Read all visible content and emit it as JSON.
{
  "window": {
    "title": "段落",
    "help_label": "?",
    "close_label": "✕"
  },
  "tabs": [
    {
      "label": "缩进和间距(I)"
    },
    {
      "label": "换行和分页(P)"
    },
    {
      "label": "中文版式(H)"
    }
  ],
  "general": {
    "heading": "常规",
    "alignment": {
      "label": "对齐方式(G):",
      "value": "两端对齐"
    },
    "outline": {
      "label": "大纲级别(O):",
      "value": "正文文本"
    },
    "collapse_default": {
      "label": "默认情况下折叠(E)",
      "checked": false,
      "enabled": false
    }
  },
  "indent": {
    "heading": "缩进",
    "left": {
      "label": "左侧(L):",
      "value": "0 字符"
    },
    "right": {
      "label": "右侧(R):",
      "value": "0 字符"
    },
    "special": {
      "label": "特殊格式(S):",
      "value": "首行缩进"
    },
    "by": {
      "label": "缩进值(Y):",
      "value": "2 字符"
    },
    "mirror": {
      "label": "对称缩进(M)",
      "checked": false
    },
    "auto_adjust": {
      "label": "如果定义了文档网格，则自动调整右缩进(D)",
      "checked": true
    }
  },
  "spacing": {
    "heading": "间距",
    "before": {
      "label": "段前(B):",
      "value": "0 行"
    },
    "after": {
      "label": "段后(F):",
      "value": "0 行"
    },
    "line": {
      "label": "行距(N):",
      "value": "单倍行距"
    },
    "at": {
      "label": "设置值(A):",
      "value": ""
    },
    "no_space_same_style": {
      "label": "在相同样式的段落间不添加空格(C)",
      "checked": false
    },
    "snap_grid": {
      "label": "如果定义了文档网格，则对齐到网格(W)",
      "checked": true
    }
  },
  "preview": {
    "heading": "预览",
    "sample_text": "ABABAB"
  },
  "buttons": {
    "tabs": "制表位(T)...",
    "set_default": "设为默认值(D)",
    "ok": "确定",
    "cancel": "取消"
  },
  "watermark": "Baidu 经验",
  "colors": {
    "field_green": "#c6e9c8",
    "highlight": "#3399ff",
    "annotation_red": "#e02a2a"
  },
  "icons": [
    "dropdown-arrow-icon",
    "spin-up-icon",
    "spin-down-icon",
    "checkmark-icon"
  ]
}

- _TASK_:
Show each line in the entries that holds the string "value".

- _SOLUTION_:
      "value": "两端对齐"
      "value": "正文文本"
      "value": "0 字符"
      "value": "0 字符"
      "value": "首行缩进"
      "value": "2 字符"
      "value": "0 行"
      "value": "0 行"
      "value": "单倍行距"
      "value": ""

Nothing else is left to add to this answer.